And presumably you're required to use your own video equipment, which must produce high-quality uploads on your blog.

ANd if you don't win, and you don't live in Taiwan, you've just spent all your own money doing the KMT's work.

Now this is chutzpah!

M Chen said...

I never understand why the international media picked those pro-Ma/China professors/analysts to interview. I also don't understand why they (CNN, AP, AFP, Bloomberg, Reuters) tend to write something at the end about China. I suspect by doing so, they can tag the article with china, and taiwan.
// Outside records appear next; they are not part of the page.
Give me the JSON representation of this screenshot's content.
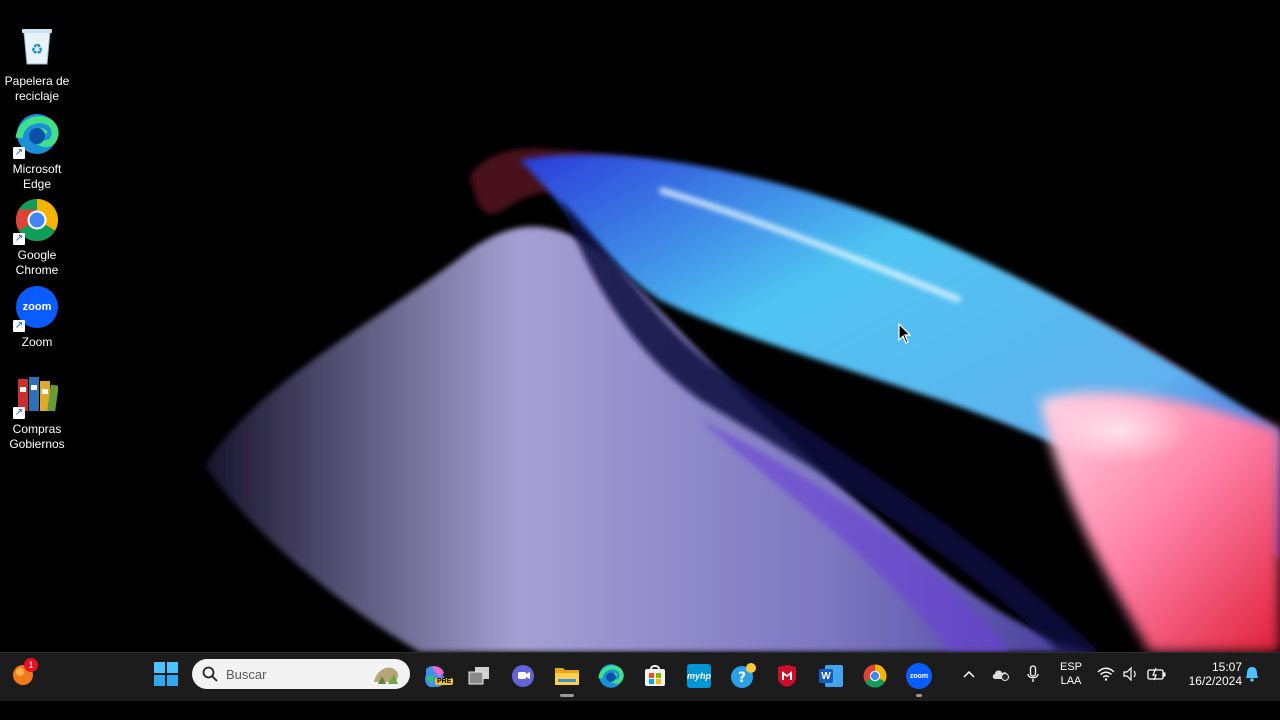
{
  "desktop": {
    "icons": [
      {
        "label": "Papelera de reciclaje",
        "icon": "recycle-bin-icon"
      },
      {
        "label": "Microsoft Edge",
        "icon": "edge-icon"
      },
      {
        "label": "Google Chrome",
        "icon": "chrome-icon"
      },
      {
        "label": "Zoom",
        "icon": "zoom-icon",
        "glyph": "zoom"
      },
      {
        "label": "Compras Gobiernos",
        "icon": "binders-icon"
      }
    ]
  },
  "taskbar": {
    "widgets_badge": "1",
    "search": {
      "placeholder": "Buscar"
    },
    "apps": [
      {
        "name": "copilot",
        "icon": "copilot-icon",
        "tag": "PRE"
      },
      {
        "name": "task-view",
        "icon": "task-view-icon"
      },
      {
        "name": "teams-chat",
        "icon": "chat-icon"
      },
      {
        "name": "file-explorer",
        "icon": "folder-icon",
        "running": true
      },
      {
        "name": "edge",
        "icon": "edge-icon"
      },
      {
        "name": "store",
        "icon": "store-icon"
      },
      {
        "name": "myhp",
        "icon": "myhp-icon",
        "text": "myhp"
      },
      {
        "name": "get-help",
        "icon": "help-icon"
      },
      {
        "name": "mcafee",
        "icon": "mcafee-icon"
      },
      {
        "name": "word",
        "icon": "word-icon",
        "text": "W"
      },
      {
        "name": "chrome",
        "icon": "chrome-icon"
      },
      {
        "name": "zoom",
        "icon": "zoom-icon",
        "text": "zoom",
        "running": true
      }
    ],
    "tray": {
      "language": "ESP",
      "layout": "LAA",
      "time": "15:07",
      "date": "16/2/2024"
    }
  },
  "colors": {
    "taskbar_bg": "#1c1c1c",
    "accent_blue": "#0078d4",
    "zoom_blue": "#0b5cff"
  }
}
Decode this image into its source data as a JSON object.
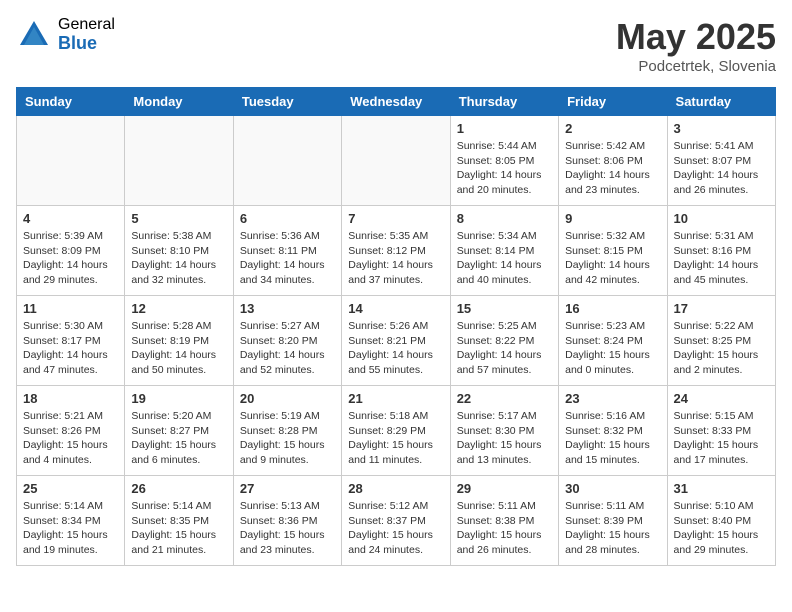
{
  "header": {
    "logo_general": "General",
    "logo_blue": "Blue",
    "title": "May 2025",
    "subtitle": "Podcetrtek, Slovenia"
  },
  "days_of_week": [
    "Sunday",
    "Monday",
    "Tuesday",
    "Wednesday",
    "Thursday",
    "Friday",
    "Saturday"
  ],
  "weeks": [
    [
      {
        "day": "",
        "info": ""
      },
      {
        "day": "",
        "info": ""
      },
      {
        "day": "",
        "info": ""
      },
      {
        "day": "",
        "info": ""
      },
      {
        "day": "1",
        "info": "Sunrise: 5:44 AM\nSunset: 8:05 PM\nDaylight: 14 hours and 20 minutes."
      },
      {
        "day": "2",
        "info": "Sunrise: 5:42 AM\nSunset: 8:06 PM\nDaylight: 14 hours and 23 minutes."
      },
      {
        "day": "3",
        "info": "Sunrise: 5:41 AM\nSunset: 8:07 PM\nDaylight: 14 hours and 26 minutes."
      }
    ],
    [
      {
        "day": "4",
        "info": "Sunrise: 5:39 AM\nSunset: 8:09 PM\nDaylight: 14 hours and 29 minutes."
      },
      {
        "day": "5",
        "info": "Sunrise: 5:38 AM\nSunset: 8:10 PM\nDaylight: 14 hours and 32 minutes."
      },
      {
        "day": "6",
        "info": "Sunrise: 5:36 AM\nSunset: 8:11 PM\nDaylight: 14 hours and 34 minutes."
      },
      {
        "day": "7",
        "info": "Sunrise: 5:35 AM\nSunset: 8:12 PM\nDaylight: 14 hours and 37 minutes."
      },
      {
        "day": "8",
        "info": "Sunrise: 5:34 AM\nSunset: 8:14 PM\nDaylight: 14 hours and 40 minutes."
      },
      {
        "day": "9",
        "info": "Sunrise: 5:32 AM\nSunset: 8:15 PM\nDaylight: 14 hours and 42 minutes."
      },
      {
        "day": "10",
        "info": "Sunrise: 5:31 AM\nSunset: 8:16 PM\nDaylight: 14 hours and 45 minutes."
      }
    ],
    [
      {
        "day": "11",
        "info": "Sunrise: 5:30 AM\nSunset: 8:17 PM\nDaylight: 14 hours and 47 minutes."
      },
      {
        "day": "12",
        "info": "Sunrise: 5:28 AM\nSunset: 8:19 PM\nDaylight: 14 hours and 50 minutes."
      },
      {
        "day": "13",
        "info": "Sunrise: 5:27 AM\nSunset: 8:20 PM\nDaylight: 14 hours and 52 minutes."
      },
      {
        "day": "14",
        "info": "Sunrise: 5:26 AM\nSunset: 8:21 PM\nDaylight: 14 hours and 55 minutes."
      },
      {
        "day": "15",
        "info": "Sunrise: 5:25 AM\nSunset: 8:22 PM\nDaylight: 14 hours and 57 minutes."
      },
      {
        "day": "16",
        "info": "Sunrise: 5:23 AM\nSunset: 8:24 PM\nDaylight: 15 hours and 0 minutes."
      },
      {
        "day": "17",
        "info": "Sunrise: 5:22 AM\nSunset: 8:25 PM\nDaylight: 15 hours and 2 minutes."
      }
    ],
    [
      {
        "day": "18",
        "info": "Sunrise: 5:21 AM\nSunset: 8:26 PM\nDaylight: 15 hours and 4 minutes."
      },
      {
        "day": "19",
        "info": "Sunrise: 5:20 AM\nSunset: 8:27 PM\nDaylight: 15 hours and 6 minutes."
      },
      {
        "day": "20",
        "info": "Sunrise: 5:19 AM\nSunset: 8:28 PM\nDaylight: 15 hours and 9 minutes."
      },
      {
        "day": "21",
        "info": "Sunrise: 5:18 AM\nSunset: 8:29 PM\nDaylight: 15 hours and 11 minutes."
      },
      {
        "day": "22",
        "info": "Sunrise: 5:17 AM\nSunset: 8:30 PM\nDaylight: 15 hours and 13 minutes."
      },
      {
        "day": "23",
        "info": "Sunrise: 5:16 AM\nSunset: 8:32 PM\nDaylight: 15 hours and 15 minutes."
      },
      {
        "day": "24",
        "info": "Sunrise: 5:15 AM\nSunset: 8:33 PM\nDaylight: 15 hours and 17 minutes."
      }
    ],
    [
      {
        "day": "25",
        "info": "Sunrise: 5:14 AM\nSunset: 8:34 PM\nDaylight: 15 hours and 19 minutes."
      },
      {
        "day": "26",
        "info": "Sunrise: 5:14 AM\nSunset: 8:35 PM\nDaylight: 15 hours and 21 minutes."
      },
      {
        "day": "27",
        "info": "Sunrise: 5:13 AM\nSunset: 8:36 PM\nDaylight: 15 hours and 23 minutes."
      },
      {
        "day": "28",
        "info": "Sunrise: 5:12 AM\nSunset: 8:37 PM\nDaylight: 15 hours and 24 minutes."
      },
      {
        "day": "29",
        "info": "Sunrise: 5:11 AM\nSunset: 8:38 PM\nDaylight: 15 hours and 26 minutes."
      },
      {
        "day": "30",
        "info": "Sunrise: 5:11 AM\nSunset: 8:39 PM\nDaylight: 15 hours and 28 minutes."
      },
      {
        "day": "31",
        "info": "Sunrise: 5:10 AM\nSunset: 8:40 PM\nDaylight: 15 hours and 29 minutes."
      }
    ]
  ]
}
Unfortunately, even though I am not happy with the international media, I think Taiwan needs them to stop Ma moving too fast to China. It looks like Ma is more concerned about his PR image than anything else. So, we have to work with the 2nd enemy to fight the major enemy.

Anonymous said...

The Mazu festival is one of the biggest, home-grown Taiwanese events in existence. The pro-greens should be throwing all their support behind it but no, it's a KMT/China conspiracy.

I guess the greens are too busy beating up protesters in the south to engage their brains.

Marc said...

I need to amend my references on Louette. Louette was CEO of Connect World, a division of Havas. Havas is one of the top media agencies in the world, with its fingers in a lot of pies including China.

Louette spent a year in Jakarta and in Tokyo as a student, and from 1989 to 1993 worked in the French General Accounting Office, and in that position he acted as "rapporteur" for the committee that oversees the finances of AFP and also as an auditor in Germany and in Hong Kong.

Anonymous said...

I have interviewed the organizers of the Mazu pilgrimage and they will be the first to tell you that the event has been taken over by "non-religious interests" to drive the tourism industry. Much of the pageantry and pomp is to ensure revenue flow into the politicians pockets who control which groups gets to have a financial piece of the festival. The potential for profits is so great that the politicians and their behind the scenes "brothers" use their positions, not as religious leaders and devotees, but as gatekeepers to a stream of revenue to wield influence and manipulate people/power. The temple and festivities is then used to launder illicit profits and conceal wealth from the tax man. Many of the local KMT bigs use this structure to maintain their fiefdoms and manipulate limited markets for personal, financial gain at the expense of others to maintain an unfair system.

Marc said...

More on Louette and AFP.

AFP grew out of the Havas empire. Charles Havas founded a news agency in France in 1835. The agency AFP appeared starting from the WWII era.

Editorially, AFP is governed by a network of senior journalists. By statute, AFP’s mission is to report events, free of “all influences or considerations likely to impair the exactitude” of its news. And “under no circumstances to pass under the legal or actual control of an ideological, political or economic group.”

Interesting, eh?